▶ _WHAT THE TASK ASKS_
Where the data below has the string "placeholder", return the whole line.

▶ _SUPPLIED RECORDS_
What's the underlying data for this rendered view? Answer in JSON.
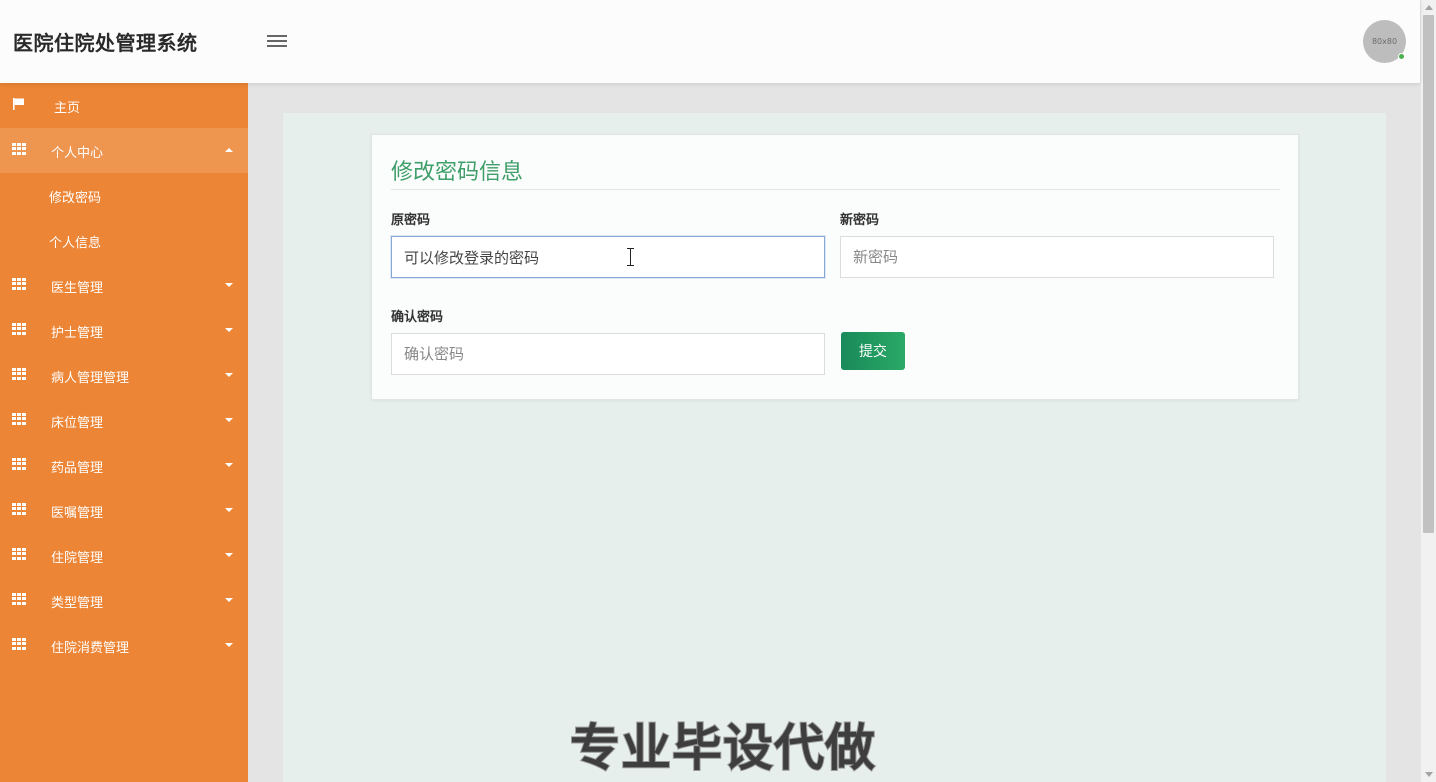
{
  "app": {
    "title": "医院住院处管理系统"
  },
  "header": {
    "avatar_text": "80x80"
  },
  "sidebar": {
    "home": {
      "label": "主页",
      "icon": "flag-icon"
    },
    "personal": {
      "label": "个人中心",
      "expanded": true,
      "children": [
        {
          "label": "修改密码"
        },
        {
          "label": "个人信息"
        }
      ]
    },
    "items": [
      {
        "label": "医生管理"
      },
      {
        "label": "护士管理"
      },
      {
        "label": "病人管理管理"
      },
      {
        "label": "床位管理"
      },
      {
        "label": "药品管理"
      },
      {
        "label": "医嘱管理"
      },
      {
        "label": "住院管理"
      },
      {
        "label": "类型管理"
      },
      {
        "label": "住院消费管理"
      }
    ],
    "color": "#ec8535"
  },
  "form": {
    "title": "修改密码信息",
    "old_password": {
      "label": "原密码",
      "value": "可以修改登录的密码",
      "placeholder": "原密码"
    },
    "new_password": {
      "label": "新密码",
      "value": "",
      "placeholder": "新密码"
    },
    "confirm_password": {
      "label": "确认密码",
      "value": "",
      "placeholder": "确认密码"
    },
    "submit_label": "提交",
    "accent": "#3f9e6a"
  },
  "watermark": "专业毕设代做"
}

▶ _THE ANSWER_
      "placeholder": "原密码"
      "placeholder": "新密码"
      "placeholder": "确认密码"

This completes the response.